Throughout her life, Lucile suffered as a result of childhood polio. When she received her diploma from William Smith, it was due to her own determination and the love of a father who, the night before the ceremony, erected a ramp with a railing to make her independence at that triumphant moment possible.

During the years that followed, Lucile worked for the Cornell Agricultural Experiment Station and was active in the Geneva community and her church. Amazingly, in the 1960s – 30 years before the passage of the Americans with Disabilities Act – Lucile convinced the mayor of Geneva to establish a committee for aid to the handicapped. Chaired by Lucile for 16 years, the committee addressed issues of access to churches, schools, restaurants, shops and public buildings for those with disabilities. It was at this time that she married a local businessman, Richard J. Harford.

Later in life, the Harfords moved to Florida and Lucile relished regular visits from members of the HWS and Geneva communities. After Richard’s death, she formed a strong bond with the family of President Mark D. Gearan, and loved telling stories of her days at the Colleges while hearing of news from campus. Lucile, a loyal donor and early member of The Wheeler Society, spoke often of her intention to leave money to the Colleges to assist with issues of disability.

Lucile Holtby Harford, a dedicated and remarkable alumna, passed away on March 29, 2012, less than a year shy of her 100th birthday. Not long ago, during the settlement of Harford’s estate, the Colleges were notified of her bequest. The resulting funds – realized nearly 80 years after her courageous walk up the ramp to receive her William Smith diploma – will provide the resources to support a newly established global disability initiative led by HWS faculty.

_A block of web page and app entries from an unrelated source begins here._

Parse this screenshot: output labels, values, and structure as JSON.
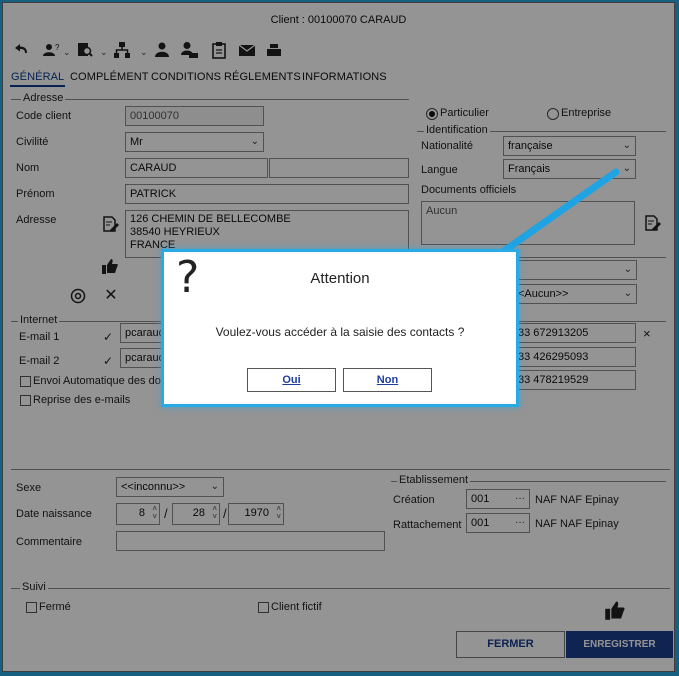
{
  "window": {
    "title": "Client : 00100070 CARAUD"
  },
  "toolbar": {
    "icons": [
      "undo-icon",
      "user-help-icon",
      "search-doc-icon",
      "hierarchy-icon",
      "person-icon",
      "person-card-icon",
      "clipboard-icon",
      "mail-icon",
      "printer-icon"
    ]
  },
  "tabs": [
    {
      "label": "GÉNÉRAL",
      "active": true
    },
    {
      "label": "COMPLÉMENT"
    },
    {
      "label": "CONDITIONS"
    },
    {
      "label": "RÉGLEMENTS"
    },
    {
      "label": "INFORMATIONS"
    }
  ],
  "adresse": {
    "section_title": "Adresse",
    "code_client_label": "Code client",
    "code_client": "00100070",
    "civilite_label": "Civilité",
    "civilite": "Mr",
    "nom_label": "Nom",
    "nom": "CARAUD",
    "prenom_label": "Prénom",
    "prenom": "PATRICK",
    "adresse_label": "Adresse",
    "adresse_lines": [
      "126 CHEMIN DE BELLECOMBE",
      "38540    HEYRIEUX",
      "FRANCE"
    ]
  },
  "type_client": {
    "particulier": "Particulier",
    "entreprise": "Entreprise",
    "selected": "Particulier"
  },
  "identification": {
    "section_title": "Identification",
    "nationalite_label": "Nationalité",
    "nationalite": "française",
    "langue_label": "Langue",
    "langue": "Français",
    "documents_label": "Documents officiels",
    "documents": "Aucun",
    "aucun_select": "<Aucun>>"
  },
  "internet": {
    "section_title": "Internet",
    "email1_label": "E-mail 1",
    "email1": "pcaraud",
    "email2_label": "E-mail 2",
    "email2": "pcaraud",
    "envoi_auto": "Envoi Automatique des doc",
    "reprise": "Reprise des e-mails"
  },
  "telephones": [
    "33 672913205",
    "33 426295093",
    "33 478219529"
  ],
  "divers": {
    "sexe_label": "Sexe",
    "sexe": "<<inconnu>>",
    "date_label": "Date naissance",
    "month": "8",
    "day": "28",
    "year": "1970",
    "commentaire_label": "Commentaire"
  },
  "etablissement": {
    "section_title": "Etablissement",
    "creation_label": "Création",
    "creation_code": "001",
    "creation_name": "NAF NAF Epinay",
    "rattachement_label": "Rattachement",
    "rattachement_code": "001",
    "rattachement_name": "NAF NAF Epinay",
    "ellipsis": "···"
  },
  "suivi": {
    "section_title": "Suivi",
    "ferme": "Fermé",
    "client_fictif": "Client fictif"
  },
  "buttons": {
    "fermer": "FERMER",
    "enregistrer": "ENREGISTRER"
  },
  "dialog": {
    "icon": "?",
    "title": "Attention",
    "message": "Voulez-vous accéder à la saisie des contacts ?",
    "oui": "Oui",
    "non": "Non"
  },
  "colors": {
    "accent": "#29a9e6",
    "primary_button": "#1d3e8c",
    "link_blue": "#1d3e9e"
  }
}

In addition, her thoughtful planning will assist in providing accessibility features within the new Performing Arts Center.

“Lucile, through all of her own hardships, found ways to make life better and brighter for others,” recalls Gearan. “Her bequest is an example of how important planned giving is for the future of Hobart and William Smith, and we honor her life and her commitment to the Geneva and HWS communities.”

At the end of 2014, the Colleges will celebrate the 25th anniversary of The Wheeler Society, a recognition society for those whose planned gifts reaffirm their dedication to Hobart and William Smith Colleges. To learn more about planned giving and membership in The Wheeler Society, contact Leila Rice, associate vice president for advancement, at (315) 781-3545 or rice@hws.edu.